The film tells the story of supposed-super-villain Gru (voiced by Steve Carell), who oversees an army of minions and plots dastardly schemes that don’t always go to plan. And Gru’s problem is that there’s a new, more successful villain in town by the name of Vector. Thus, the race is on to pull off the most audacious heist which, in Gru’s case, leads to a plan to seize the moon.
So far, so blah. Yet, Despicable Me has plenty in its corner to lift it into a genuinely rip-roaring piece of family entertainment. And while it’s not in the Pixar class, and certainly has schooled itself in the firm’s back catalogue, there’s enough here to give the movie an indentity of its own.
The big assets are the minions, the sparingly used collection of yellow critters who help Gru in his masterplans. Reminding me just a little of the videogame Overlord, the minions here are an absolutely hoot.

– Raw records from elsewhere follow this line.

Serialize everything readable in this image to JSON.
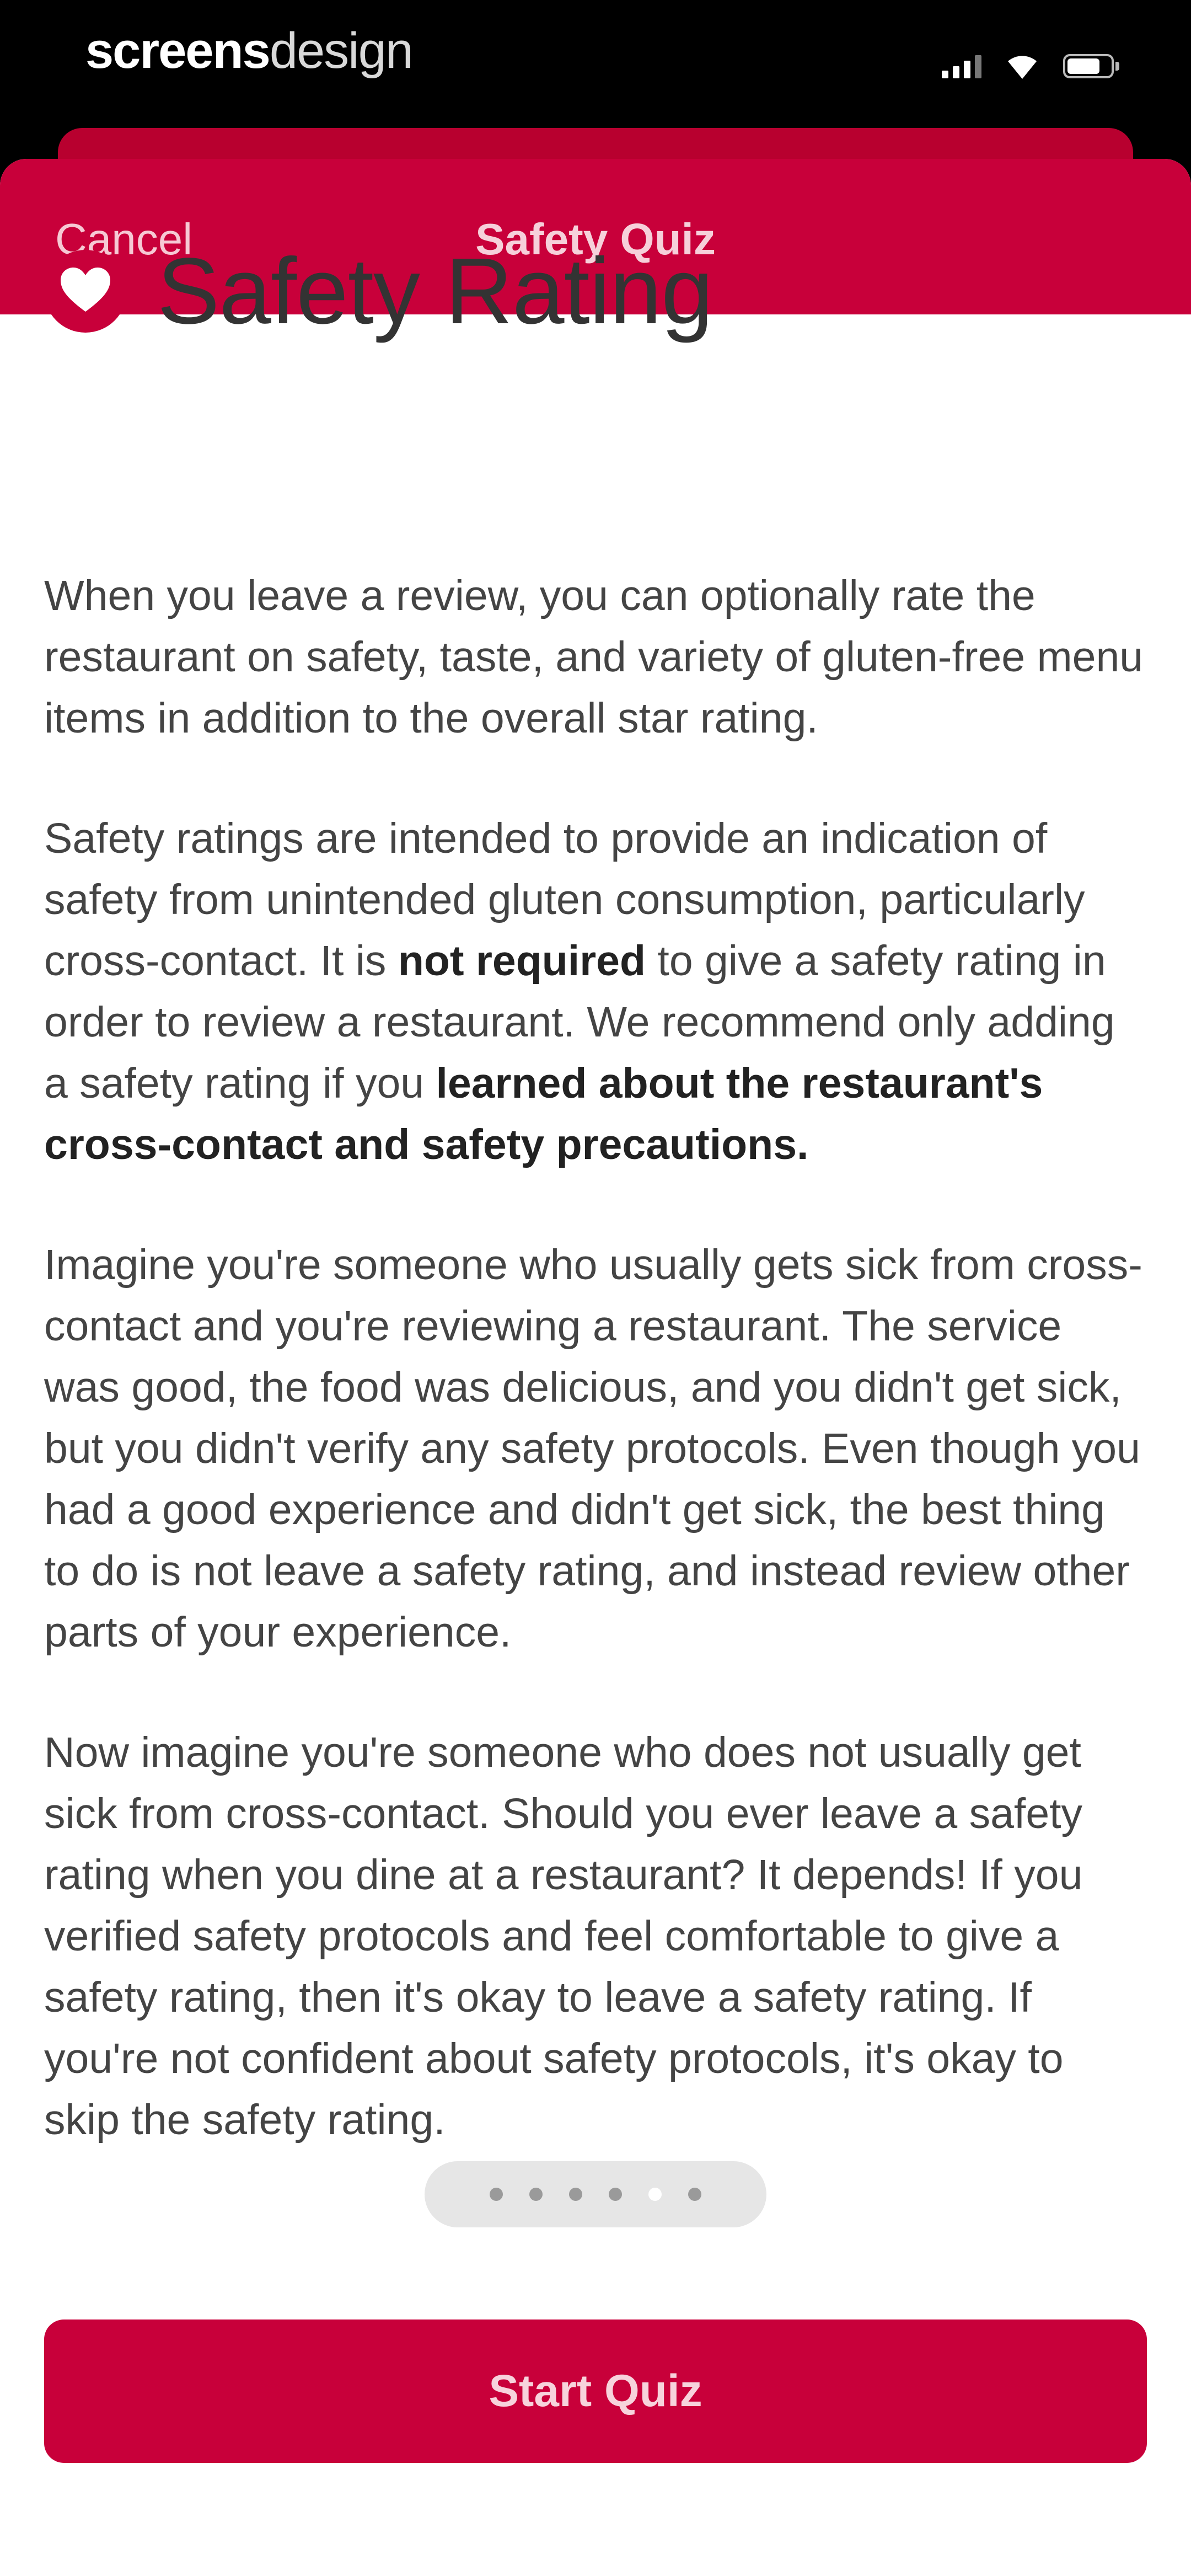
{
  "status_bar": {
    "watermark_bold": "screens",
    "watermark_light": "design",
    "icons": [
      "signal-icon",
      "wifi-icon",
      "battery-icon"
    ]
  },
  "nav": {
    "cancel_label": "Cancel",
    "title": "Safety Quiz"
  },
  "content": {
    "heading_icon": "heart-icon",
    "title": "Safety Rating",
    "paragraphs": [
      {
        "text": "When you leave a review, you can optionally rate the restaurant on safety, taste, and variety of gluten-free menu items in addition to the overall star rating."
      },
      {
        "part1": "Safety ratings are intended to provide an indication of safety from unintended gluten consumption, particularly cross-contact. It is ",
        "bold1": "not required",
        "part2": " to give a safety rating in order to review a restaurant. We recommend only adding a safety rating if you ",
        "bold2": "learned about the restaurant's cross-contact and safety precautions."
      },
      {
        "text": "Imagine you're someone who usually gets sick from cross-contact and you're reviewing a restaurant. The service was good, the food was delicious, and you didn't get sick, but you didn't verify any safety protocols. Even though you had a good experience and didn't get sick, the best thing to do is not leave a safety rating, and instead review other parts of your experience."
      },
      {
        "text": "Now imagine you're someone who does not usually get sick from cross-contact. Should you ever leave a safety rating when you dine at a restaurant? It depends! If you verified safety protocols and feel comfortable to give a safety rating, then it's okay to leave a safety rating. If you're not confident about safety protocols, it's okay to skip the safety rating."
      }
    ]
  },
  "page_indicator": {
    "count": 6,
    "active_index": 4
  },
  "button": {
    "start_label": "Start Quiz"
  },
  "colors": {
    "brand": "#c8003a",
    "text": "#444444"
  }
}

Sold to us in huge numbers, yet with enough individual personalities to make them work, the minions are responsible for many of the film’s big laughs, and also a terrific end credits sequence that has more fun with 3D on the big screen than any film in recent memory.
The trick here, as with Ice Age once upon a time, is to keep the minions to a limited number of moments, leaving you yearning for more. It can’t help but remind you of Ice Age‘s Scrat, who was a side character in the first film, but got diluted as he was used more and more in the sequels. Here’s hoping Despicable Me 2 doesn’t make the same mistake.
Let’s hope, too, that it keeps the humour quotient so high. Appreciating that much of the story is quite conventional when you dig into it, the filmmakers here layer the movie with really solid laughs, happily playing to older and younger audiences too. And furthermore, the character of Gru is a successful one, made more so by the decision to keep him a villain, rather than turn him into something soft and fluffy within 20 minutes of the film starting (although the mawkish elements aren’t entirely absent, sadly).
There are downsides to the film, mind. As well put together as the film certainly is, it’s nonetheless a derivative one at heart. Furthermore, it spends a decent chunk of time with three orphan children, and while this doesn’t quite go down the soft and cuddly route, it’s very clear early on that they’re there for a reason.
I’m also finding myself decreasingly impressed by movie star voice casts too. While Carell brings some distinction to the tones of Gru and Julie Andrews is a welcome addition as his never-impressed mother, I can’t help but think that most of the voice talent here never gets the chance to impose their identity. Contrast that with something like Cloudy With A Chance Of Meatballs, or numerous Pixar movies, and Despicable Me doesn’t quite fare so well.
However, the film is still something of a triumph. And the primary reason for that? Because it understands why its audience has come to see it. It’s got a good pace to it, is packed full of comedic and action-packed moments, features interesting characters, and by the time the credits roll, the thought of spending a lot more time with Gru and his outstanding minions is likely to be forefront in your mind.
Universal’s animation output is going to take some time to get anywhere near to Pixar, but with Despicable Me, the likes of DreamWorks and Sony have some very potent competition.
Roll on the sequel…